My recording gear today would have been considered science fiction back in the early days of my recording career. I have a simple multi-track digital post production recording set-up. I use the Apollo 8p for my mic-pre/ analog input. I record, mix, and master from my iMac using Avid Pro-Tools (ver. 12 point something), Ozone 8 mastering software, East-West orchestral sounds, a ton of other software, I go very easy on my plug-ins (my favorite being the UA LA2A), my vocal is all done with the Blue baby bottle and most of my acoustic instruments are thru my MikTek SN2132.
How did “Back In The Day” come to be?
“Back In The Day” is a song originally composed some 25 years ago with my good friend and BMG recording artist Jessie Hunter. The title was different and the entire melodic and rhythmic structure was vastly different from the track that appears on my 2021 album “Lufkin” (Highway 59 Records). But the lyrics and the narrative are virtually unchanged from the first version. The year 2020 was a strange year for most of us and I kept hearing the phrase, “back in the day” as a preface to people making a reference to how different things were in the recent past and what the outcome might have been given the current circumstances. For some reason, the whole thing felt relevant now, I could be wrong, I have been before.
Your new Lufkin is out now. What do the other tracks on the album add to your corpus of recorded work?
I created the album “Lufkin” (2021 Highway 59 Records) as a continuation of many of my own narratives I had begun on my previous album (HWY 59). The themes of fishing and spending time with my dad on, “Daddy, I Wanna go Fishin’”; my journey back to Texas on, “I Sold A Lot of Beer” and “Big in Texas” along with bringing some other personal stories to the table with songs like, “Old Grey Dog” and “Stars In Their Eyes”
Another track on your release is He’s Just A Cowboy. How is the overall sound of the song different from other fare on the album?
The song, “He’s Just A Cowboy” comes from a more folk/rock musical perspective. It has elements of the eagles “Ol 55’”, James Taylor’s “Sweet Baby James”, and Michael Murphy’s “Desert Rat”. I feature my buddy Troy Klontz on the pedal-steel guitar and use my string arrangements to add to the overall cinematic feel of the record. It’s not so much a departure from my sound as it is more of another layer to what I’m making here.
How has the current pandemic changed your approach to creating music?
The pandemic has not changed my music in the least. I’ve been making records in the same manner now for the last five years…but the quarantine certainly afforded me more time to shape and mold the recordings into what I was hearing in my head.
How can interested NeuFutur readers locate samples of your music?
The best source for locating samples of my music and anything else that I consider relevant to my artistry can be found at www.randycmoore.com,my web site. The cover page has all my links. I have videos, just search Randy C Moore on You Tube. I have Facebook pages, Randy C Moore Music, Friends of Randy C Moore, Instagram, Twitter…it’s ridiculous to have to have all this stuff but somewhere I read it was vital.

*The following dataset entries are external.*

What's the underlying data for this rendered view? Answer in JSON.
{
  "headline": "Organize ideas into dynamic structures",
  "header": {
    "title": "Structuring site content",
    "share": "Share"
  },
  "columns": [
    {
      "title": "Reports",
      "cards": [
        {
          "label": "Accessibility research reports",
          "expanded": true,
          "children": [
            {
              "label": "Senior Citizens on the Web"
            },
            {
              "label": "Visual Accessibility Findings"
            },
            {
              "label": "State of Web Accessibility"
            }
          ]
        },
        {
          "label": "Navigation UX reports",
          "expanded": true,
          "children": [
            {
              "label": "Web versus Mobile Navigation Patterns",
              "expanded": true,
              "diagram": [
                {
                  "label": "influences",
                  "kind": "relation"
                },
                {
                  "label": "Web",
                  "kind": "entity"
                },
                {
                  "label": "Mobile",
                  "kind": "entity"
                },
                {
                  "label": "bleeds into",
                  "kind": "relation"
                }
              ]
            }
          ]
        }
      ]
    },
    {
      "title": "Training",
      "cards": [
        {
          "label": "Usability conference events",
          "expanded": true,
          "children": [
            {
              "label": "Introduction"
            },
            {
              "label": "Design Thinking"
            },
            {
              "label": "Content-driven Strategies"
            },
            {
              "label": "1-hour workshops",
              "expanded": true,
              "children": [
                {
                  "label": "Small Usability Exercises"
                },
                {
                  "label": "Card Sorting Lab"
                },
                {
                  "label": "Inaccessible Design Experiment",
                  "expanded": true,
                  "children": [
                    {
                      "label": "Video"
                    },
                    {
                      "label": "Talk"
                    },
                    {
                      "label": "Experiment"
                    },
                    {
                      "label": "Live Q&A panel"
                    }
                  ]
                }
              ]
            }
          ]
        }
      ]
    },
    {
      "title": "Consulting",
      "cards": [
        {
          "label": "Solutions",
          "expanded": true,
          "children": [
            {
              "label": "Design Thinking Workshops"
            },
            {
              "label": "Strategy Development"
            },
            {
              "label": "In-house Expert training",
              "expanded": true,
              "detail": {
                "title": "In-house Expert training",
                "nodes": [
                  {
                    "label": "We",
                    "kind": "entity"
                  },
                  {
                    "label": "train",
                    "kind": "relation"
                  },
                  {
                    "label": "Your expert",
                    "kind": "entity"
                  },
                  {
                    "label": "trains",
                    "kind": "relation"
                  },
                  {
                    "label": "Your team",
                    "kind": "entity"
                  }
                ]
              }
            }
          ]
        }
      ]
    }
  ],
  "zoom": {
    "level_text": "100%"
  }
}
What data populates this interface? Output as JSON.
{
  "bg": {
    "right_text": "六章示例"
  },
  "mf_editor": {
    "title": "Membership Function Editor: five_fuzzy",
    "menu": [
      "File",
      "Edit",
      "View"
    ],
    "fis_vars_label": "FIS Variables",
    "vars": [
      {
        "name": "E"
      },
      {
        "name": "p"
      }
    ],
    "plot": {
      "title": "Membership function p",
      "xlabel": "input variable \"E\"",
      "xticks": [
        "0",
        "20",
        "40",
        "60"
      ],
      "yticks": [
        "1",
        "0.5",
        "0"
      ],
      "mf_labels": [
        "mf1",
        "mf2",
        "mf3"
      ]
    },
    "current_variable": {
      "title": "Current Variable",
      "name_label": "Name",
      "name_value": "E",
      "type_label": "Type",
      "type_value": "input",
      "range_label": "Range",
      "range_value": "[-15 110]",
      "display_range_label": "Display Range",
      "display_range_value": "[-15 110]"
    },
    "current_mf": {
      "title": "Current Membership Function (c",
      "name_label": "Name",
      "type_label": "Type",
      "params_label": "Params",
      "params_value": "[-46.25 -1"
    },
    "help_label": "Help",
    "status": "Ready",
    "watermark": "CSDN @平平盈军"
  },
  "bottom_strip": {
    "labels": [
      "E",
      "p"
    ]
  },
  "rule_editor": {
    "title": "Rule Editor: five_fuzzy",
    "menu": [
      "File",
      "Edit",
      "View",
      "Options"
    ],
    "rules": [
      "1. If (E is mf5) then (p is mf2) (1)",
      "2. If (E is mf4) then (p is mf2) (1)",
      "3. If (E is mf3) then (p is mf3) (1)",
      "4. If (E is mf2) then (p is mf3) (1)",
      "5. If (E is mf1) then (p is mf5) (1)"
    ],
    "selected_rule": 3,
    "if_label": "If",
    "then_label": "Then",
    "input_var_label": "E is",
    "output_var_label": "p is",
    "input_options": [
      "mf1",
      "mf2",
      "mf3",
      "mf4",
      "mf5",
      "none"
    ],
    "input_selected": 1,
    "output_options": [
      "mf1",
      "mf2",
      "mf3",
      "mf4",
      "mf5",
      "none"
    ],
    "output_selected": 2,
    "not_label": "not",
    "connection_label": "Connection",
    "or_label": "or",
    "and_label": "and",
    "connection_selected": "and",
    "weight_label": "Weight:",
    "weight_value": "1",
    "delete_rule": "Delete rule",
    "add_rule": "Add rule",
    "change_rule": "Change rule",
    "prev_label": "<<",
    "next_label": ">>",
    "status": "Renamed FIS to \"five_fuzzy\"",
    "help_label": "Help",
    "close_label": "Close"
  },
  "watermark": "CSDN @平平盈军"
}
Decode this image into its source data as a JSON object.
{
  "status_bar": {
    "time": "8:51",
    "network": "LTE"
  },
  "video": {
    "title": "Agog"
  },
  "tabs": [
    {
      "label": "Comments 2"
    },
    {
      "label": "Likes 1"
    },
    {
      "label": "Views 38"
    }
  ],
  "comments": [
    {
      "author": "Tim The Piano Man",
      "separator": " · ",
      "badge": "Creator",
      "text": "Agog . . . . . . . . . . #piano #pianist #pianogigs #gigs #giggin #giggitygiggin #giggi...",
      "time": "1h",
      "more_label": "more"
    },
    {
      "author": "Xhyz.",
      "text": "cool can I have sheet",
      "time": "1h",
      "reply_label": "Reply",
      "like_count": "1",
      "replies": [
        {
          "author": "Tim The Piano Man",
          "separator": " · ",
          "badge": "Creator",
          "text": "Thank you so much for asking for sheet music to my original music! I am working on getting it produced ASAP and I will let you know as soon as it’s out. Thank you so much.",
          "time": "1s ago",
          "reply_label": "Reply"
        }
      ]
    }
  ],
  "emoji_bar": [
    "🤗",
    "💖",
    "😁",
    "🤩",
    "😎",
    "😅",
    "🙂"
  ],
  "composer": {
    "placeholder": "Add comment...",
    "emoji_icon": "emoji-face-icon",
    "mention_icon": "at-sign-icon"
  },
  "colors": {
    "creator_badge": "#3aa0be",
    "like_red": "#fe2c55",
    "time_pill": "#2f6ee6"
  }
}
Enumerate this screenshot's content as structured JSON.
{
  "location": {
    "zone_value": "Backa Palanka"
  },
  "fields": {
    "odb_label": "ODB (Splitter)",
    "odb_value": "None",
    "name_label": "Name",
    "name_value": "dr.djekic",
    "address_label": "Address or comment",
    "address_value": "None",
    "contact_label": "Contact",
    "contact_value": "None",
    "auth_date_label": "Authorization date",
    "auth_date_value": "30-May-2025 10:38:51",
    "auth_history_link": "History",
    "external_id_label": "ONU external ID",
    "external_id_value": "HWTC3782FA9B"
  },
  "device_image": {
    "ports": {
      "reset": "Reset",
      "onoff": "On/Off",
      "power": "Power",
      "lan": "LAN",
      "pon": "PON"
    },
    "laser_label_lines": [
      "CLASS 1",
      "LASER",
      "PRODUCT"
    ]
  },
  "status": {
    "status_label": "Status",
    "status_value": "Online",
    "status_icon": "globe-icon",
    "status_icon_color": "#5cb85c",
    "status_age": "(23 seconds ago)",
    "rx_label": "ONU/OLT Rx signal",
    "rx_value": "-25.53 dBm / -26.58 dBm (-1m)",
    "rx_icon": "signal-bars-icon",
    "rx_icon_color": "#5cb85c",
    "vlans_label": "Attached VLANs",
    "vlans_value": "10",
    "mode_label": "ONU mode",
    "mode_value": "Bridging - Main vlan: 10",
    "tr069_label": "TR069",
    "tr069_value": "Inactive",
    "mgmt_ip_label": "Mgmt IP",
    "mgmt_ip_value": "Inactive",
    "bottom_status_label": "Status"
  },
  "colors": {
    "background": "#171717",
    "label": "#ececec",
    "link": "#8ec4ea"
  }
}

Finally, do you have any additional thoughts about life and the universe for our readers?
To everyone who reads any of this or I have not put to sleep by this time I’d like to just say…
Be kind to your neighbours and you will have kinder neighbours, be kind to strangers and you will find kinder strangers. Don’t place your expectations on occasions and don’t let a day control you, you control the day. Lastly, enjoy your life, God wants you to be happy, so make up your mind to be happy, own it.